Required work:
Out of the listing below, copy every line that carries the string "Annie".

Data for processing:
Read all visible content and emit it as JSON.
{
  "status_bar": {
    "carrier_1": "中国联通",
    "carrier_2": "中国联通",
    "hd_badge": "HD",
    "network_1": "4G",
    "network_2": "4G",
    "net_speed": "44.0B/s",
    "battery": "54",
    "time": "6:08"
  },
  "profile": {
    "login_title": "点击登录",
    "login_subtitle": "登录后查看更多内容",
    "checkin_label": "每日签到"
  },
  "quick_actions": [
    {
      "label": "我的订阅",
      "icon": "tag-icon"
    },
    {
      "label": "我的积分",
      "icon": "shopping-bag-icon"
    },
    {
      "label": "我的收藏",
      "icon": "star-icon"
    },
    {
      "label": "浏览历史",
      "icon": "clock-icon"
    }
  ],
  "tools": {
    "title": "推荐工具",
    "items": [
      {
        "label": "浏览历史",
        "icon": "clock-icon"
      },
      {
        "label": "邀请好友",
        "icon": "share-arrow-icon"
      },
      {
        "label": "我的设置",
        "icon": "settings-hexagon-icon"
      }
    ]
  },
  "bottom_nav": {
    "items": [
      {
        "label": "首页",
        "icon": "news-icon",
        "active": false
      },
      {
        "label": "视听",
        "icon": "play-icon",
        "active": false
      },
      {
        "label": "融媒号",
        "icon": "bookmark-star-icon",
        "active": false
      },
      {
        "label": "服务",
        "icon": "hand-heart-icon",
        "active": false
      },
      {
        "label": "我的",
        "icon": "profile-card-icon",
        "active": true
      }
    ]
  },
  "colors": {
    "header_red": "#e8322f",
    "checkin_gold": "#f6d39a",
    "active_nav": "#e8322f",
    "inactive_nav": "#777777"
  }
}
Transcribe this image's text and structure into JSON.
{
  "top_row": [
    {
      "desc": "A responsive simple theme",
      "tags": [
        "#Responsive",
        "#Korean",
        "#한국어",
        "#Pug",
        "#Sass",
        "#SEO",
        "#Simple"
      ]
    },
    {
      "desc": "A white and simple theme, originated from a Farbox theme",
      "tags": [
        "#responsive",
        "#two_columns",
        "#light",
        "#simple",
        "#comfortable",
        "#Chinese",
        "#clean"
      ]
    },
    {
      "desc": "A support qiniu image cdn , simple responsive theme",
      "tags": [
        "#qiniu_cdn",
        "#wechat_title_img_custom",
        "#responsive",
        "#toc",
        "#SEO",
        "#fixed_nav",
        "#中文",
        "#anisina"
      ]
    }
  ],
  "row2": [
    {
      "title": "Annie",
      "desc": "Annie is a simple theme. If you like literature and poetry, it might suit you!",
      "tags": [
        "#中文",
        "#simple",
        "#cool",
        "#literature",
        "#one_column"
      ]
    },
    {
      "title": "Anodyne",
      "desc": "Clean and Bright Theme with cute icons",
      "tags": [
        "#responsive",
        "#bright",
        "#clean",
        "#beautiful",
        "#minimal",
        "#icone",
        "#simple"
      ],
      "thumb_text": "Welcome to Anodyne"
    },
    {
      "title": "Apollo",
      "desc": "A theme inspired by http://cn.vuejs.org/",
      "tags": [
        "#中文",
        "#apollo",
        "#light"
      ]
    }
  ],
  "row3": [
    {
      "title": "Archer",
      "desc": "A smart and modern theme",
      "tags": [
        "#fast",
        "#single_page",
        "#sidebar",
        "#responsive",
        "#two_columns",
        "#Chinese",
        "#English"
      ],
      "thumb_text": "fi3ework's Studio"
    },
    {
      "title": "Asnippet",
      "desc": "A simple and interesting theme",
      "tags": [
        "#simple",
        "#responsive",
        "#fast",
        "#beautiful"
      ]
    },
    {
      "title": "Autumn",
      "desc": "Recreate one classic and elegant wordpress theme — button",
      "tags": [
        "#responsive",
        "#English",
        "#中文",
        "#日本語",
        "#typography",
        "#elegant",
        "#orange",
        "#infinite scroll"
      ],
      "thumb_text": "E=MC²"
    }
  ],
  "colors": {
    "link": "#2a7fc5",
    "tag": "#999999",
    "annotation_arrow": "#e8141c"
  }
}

Task output:
      "title": "Annie",
      "desc": "Annie is a simple theme. If you like literature and poetry, it might suit you!",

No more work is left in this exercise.